    • TokenGimp

      You make a good point. Our government is always looking for new sources of revenue and this is a slam dunk. Due to popular misconception suppressors are not just for assassin spies. Suppressors are a good way to show respect for and not irritate neighbors with noise. We should really follow SA or NZ as a civilized country. See attached article;

      • BryanS

        The manufacturer should be making money off of them, and the only money the fed should get from it is in a sales tax. Nothing more, nothing less. Much like a chimp with a flamethrower, you wonder how they got that much power and know that they cant be trusted not to hurt everyone including themselves with it.

  • bbmg

    It would have been nice to hear the Uzi with subsonics. Nice little test, and excellent choice of truck πŸ˜€

    Was the POI shift consistent?

    • Ha, thank you. That is a fleet truck (I am in the vehicle rental business) that I borrowed for a few days. Great vehicle!
      But yes, I have purchased some subsonic ammunition and will try again to see how it does. Also the POI shift was very consistent and repeatable. I think the best thing to do might be to sight in a cheap red with a QD mount for use with the can.

  • David

    The POA shift is obsurd. That’s all I need to know about them

    • me ohmy

      hang weight out from of a piece of steel, something has to shift…deal

      • david

        The Surefire suppressor has no windage shift at all and only 1/2 moa down due to weight.
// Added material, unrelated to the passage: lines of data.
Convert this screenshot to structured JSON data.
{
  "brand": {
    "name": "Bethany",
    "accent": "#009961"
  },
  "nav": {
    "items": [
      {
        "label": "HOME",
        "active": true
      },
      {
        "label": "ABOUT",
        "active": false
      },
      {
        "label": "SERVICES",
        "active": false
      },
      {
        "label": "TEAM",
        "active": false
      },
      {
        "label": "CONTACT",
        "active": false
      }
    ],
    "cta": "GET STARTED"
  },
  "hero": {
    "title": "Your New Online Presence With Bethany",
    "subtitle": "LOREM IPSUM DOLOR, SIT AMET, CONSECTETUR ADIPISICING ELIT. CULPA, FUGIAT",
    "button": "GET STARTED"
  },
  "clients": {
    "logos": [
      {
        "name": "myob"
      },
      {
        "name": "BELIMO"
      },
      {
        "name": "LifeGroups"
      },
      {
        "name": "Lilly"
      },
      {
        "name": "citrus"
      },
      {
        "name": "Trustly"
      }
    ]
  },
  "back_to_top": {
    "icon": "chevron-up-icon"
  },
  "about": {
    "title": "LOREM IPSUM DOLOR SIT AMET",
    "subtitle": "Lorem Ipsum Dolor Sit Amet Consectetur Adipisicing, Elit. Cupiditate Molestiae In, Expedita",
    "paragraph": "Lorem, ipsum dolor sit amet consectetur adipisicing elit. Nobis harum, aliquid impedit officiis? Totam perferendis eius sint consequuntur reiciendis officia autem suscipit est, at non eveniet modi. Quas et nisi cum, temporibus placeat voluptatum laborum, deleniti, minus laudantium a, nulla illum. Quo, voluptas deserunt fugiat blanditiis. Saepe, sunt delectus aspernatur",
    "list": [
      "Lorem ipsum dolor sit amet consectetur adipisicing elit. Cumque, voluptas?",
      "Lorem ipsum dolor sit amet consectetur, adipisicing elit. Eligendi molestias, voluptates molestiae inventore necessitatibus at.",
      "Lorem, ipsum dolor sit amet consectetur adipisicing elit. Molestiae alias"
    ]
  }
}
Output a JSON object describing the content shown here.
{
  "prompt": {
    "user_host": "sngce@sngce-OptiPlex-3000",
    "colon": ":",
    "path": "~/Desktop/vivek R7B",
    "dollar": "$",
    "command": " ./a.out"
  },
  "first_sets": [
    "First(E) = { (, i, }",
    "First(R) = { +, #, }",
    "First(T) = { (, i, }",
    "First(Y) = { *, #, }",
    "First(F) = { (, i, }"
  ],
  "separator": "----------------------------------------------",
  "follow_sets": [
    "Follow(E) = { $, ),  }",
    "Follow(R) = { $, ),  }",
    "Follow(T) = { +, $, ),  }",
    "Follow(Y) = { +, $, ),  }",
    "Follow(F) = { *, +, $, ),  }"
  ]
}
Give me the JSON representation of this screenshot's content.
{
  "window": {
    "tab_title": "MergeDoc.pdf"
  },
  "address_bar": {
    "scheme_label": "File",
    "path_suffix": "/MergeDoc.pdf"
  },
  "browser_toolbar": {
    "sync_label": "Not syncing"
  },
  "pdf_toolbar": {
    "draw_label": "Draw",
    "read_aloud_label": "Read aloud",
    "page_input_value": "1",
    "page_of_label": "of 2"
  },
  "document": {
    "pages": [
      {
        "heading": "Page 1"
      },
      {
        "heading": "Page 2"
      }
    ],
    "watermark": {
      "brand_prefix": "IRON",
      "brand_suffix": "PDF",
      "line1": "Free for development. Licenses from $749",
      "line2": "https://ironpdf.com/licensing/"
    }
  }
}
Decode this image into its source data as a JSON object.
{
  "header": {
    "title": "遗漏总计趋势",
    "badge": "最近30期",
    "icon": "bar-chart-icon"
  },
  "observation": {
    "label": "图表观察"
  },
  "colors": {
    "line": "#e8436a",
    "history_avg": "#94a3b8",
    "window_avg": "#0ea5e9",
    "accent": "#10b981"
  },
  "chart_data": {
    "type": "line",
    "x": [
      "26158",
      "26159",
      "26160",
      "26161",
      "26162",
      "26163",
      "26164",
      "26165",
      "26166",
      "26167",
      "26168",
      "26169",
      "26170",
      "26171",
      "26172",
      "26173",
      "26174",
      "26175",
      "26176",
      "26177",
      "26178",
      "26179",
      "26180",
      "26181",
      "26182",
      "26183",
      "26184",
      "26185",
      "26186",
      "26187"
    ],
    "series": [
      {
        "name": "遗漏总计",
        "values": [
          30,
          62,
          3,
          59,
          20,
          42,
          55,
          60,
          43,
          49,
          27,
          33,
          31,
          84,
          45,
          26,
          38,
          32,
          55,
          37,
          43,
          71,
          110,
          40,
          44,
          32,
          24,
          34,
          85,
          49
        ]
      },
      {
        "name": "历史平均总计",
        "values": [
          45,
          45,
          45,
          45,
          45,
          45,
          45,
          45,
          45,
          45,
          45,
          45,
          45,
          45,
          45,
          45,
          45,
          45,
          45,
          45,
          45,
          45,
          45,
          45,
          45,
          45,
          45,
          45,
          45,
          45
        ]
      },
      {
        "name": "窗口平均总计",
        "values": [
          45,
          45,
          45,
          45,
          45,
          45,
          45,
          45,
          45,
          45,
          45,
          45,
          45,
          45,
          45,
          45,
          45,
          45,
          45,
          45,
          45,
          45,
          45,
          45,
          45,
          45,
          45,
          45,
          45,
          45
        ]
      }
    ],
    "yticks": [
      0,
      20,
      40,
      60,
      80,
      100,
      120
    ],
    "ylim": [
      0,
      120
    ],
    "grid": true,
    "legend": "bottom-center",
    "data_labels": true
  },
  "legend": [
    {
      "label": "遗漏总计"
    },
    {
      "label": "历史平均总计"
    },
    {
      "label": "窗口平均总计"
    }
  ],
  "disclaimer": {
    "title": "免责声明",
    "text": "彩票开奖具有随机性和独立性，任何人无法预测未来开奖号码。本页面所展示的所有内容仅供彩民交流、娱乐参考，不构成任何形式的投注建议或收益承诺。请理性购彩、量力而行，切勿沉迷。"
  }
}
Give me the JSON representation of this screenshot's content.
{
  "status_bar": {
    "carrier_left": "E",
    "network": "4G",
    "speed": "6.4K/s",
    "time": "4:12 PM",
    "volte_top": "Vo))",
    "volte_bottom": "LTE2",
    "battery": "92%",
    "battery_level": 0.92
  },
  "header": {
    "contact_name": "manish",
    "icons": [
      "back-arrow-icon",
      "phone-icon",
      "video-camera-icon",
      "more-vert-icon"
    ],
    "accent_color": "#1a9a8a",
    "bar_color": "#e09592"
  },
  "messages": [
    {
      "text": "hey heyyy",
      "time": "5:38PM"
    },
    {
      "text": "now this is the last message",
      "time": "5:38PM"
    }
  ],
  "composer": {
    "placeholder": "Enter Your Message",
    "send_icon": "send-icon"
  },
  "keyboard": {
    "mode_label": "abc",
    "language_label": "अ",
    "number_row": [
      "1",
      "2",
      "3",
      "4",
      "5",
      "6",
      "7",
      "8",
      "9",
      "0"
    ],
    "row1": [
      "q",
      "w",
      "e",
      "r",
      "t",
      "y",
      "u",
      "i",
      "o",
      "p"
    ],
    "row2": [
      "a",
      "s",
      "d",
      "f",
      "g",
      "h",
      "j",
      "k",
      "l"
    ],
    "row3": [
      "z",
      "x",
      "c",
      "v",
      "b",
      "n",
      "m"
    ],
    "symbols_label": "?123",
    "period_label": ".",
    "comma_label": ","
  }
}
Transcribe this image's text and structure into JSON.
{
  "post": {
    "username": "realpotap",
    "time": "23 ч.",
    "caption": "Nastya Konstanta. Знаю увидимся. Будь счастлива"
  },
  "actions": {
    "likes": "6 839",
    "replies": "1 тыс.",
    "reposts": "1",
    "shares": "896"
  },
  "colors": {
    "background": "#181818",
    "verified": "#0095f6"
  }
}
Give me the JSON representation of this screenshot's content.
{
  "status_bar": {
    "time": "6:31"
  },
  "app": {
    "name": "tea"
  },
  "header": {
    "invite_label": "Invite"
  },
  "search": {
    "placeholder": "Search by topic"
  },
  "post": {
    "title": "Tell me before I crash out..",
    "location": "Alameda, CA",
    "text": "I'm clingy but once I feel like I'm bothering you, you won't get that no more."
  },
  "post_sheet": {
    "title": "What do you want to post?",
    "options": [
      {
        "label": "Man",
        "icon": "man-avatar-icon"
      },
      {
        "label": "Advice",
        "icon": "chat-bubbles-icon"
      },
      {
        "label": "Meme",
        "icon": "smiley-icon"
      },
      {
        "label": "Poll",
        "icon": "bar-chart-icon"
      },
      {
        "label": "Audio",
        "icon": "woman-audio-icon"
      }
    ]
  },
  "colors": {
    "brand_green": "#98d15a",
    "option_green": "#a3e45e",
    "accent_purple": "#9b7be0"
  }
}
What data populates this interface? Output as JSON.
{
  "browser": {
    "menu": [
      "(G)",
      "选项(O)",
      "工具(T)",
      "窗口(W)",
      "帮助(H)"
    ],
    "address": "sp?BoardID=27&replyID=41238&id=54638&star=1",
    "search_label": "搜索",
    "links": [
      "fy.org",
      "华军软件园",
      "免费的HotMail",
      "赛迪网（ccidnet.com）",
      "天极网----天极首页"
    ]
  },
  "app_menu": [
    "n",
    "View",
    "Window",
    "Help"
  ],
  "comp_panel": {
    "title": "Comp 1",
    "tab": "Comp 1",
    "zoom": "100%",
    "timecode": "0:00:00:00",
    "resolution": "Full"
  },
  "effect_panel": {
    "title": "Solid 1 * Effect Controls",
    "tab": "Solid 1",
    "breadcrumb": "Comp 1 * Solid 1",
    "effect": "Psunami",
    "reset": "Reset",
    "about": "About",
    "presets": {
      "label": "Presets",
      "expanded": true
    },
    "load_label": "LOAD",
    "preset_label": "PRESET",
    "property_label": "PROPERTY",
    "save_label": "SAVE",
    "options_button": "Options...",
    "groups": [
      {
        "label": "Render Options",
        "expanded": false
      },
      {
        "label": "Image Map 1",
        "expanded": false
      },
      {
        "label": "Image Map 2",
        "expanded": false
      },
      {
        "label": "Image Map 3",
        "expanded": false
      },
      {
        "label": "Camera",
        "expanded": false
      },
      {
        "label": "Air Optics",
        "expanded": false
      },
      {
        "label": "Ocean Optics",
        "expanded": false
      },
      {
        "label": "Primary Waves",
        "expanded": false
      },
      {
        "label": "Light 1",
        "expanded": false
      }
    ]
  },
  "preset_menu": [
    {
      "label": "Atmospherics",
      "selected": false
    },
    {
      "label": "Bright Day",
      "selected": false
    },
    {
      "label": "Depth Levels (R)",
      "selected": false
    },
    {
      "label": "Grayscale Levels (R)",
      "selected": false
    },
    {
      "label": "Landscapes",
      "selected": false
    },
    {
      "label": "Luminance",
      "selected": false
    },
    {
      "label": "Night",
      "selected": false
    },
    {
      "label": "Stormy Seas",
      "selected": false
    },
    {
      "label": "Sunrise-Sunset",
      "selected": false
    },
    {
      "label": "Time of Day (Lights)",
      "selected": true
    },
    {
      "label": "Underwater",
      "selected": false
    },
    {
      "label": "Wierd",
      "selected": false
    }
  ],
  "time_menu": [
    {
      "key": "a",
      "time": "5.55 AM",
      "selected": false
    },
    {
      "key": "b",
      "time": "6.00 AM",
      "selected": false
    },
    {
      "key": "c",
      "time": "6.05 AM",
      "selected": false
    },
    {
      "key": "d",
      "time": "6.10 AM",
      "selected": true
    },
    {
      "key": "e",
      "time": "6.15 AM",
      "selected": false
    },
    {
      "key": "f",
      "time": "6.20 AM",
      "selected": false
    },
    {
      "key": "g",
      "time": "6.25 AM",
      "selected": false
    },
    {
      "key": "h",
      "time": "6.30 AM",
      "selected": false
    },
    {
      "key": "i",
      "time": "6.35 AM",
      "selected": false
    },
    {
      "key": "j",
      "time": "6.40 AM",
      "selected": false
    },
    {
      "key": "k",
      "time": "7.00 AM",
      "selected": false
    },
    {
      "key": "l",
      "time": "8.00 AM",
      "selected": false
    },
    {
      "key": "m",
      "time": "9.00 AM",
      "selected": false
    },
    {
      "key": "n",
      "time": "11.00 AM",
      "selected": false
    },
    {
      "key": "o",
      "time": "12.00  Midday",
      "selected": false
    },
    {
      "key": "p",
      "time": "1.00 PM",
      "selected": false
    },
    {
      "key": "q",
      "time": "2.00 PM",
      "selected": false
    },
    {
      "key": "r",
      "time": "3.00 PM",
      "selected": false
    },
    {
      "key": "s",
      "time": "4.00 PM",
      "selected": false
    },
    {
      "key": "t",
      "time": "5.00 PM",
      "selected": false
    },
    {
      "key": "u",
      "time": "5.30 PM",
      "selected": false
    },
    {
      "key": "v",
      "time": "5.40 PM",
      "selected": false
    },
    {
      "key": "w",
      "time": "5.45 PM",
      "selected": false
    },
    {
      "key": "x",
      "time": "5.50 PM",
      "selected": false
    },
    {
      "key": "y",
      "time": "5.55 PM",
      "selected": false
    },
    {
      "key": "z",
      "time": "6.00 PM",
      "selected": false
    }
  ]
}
Compare that to a 5ft shift at 100 yards for the Bowers No thanks

        • david

          “POI shift was about a foot high and right at 20 yards”

          Thats 5 feet high and 5 feet right, compared to Surefire’s 1/2 inch low and nothing right.

        • me ohmy

          surefires costs a grand…and isnt any more effective….I like Bowers

          • AAC

            If you’re shooting a gun then accuracy is important. So yeah, I’d say a 60 MOA shift is a reduction in effectiveness.

  • Micki Mahoney

    Finnish tests with suppressors on rifles showed POI shift of between 4 and 10-inch at 100 yards, due to altered barrel harmonics. But on a stubby SMG barrel, a 12-inch POI shift seems rather excessive at just 20 yards.

    Did you check for signs of baffle-strike, Alex?

  • claymore

    Next time you do a test on suppressors you might want to put your recording device out past the end of the barrel. What everybody is hearing now is the sound of the action, muzzle blast being directed out the open action, and the mechanical sound from moving parts.

    The industry standard when testing suppressors is 10 feet from the muzzle perpendicular to the barrel.

    That being said I like this type of story any and all suppressors bring them on.

    The shift in POI on these is quite large when other brands that I have test have had no impact..

  • AR-PRO

    I love my Bowers suppressor, I have the CAC 45 and use it on my AR SBR in 45acp, works awesome!

  • AR-PRO

    And it shoots the same POI with or without the can.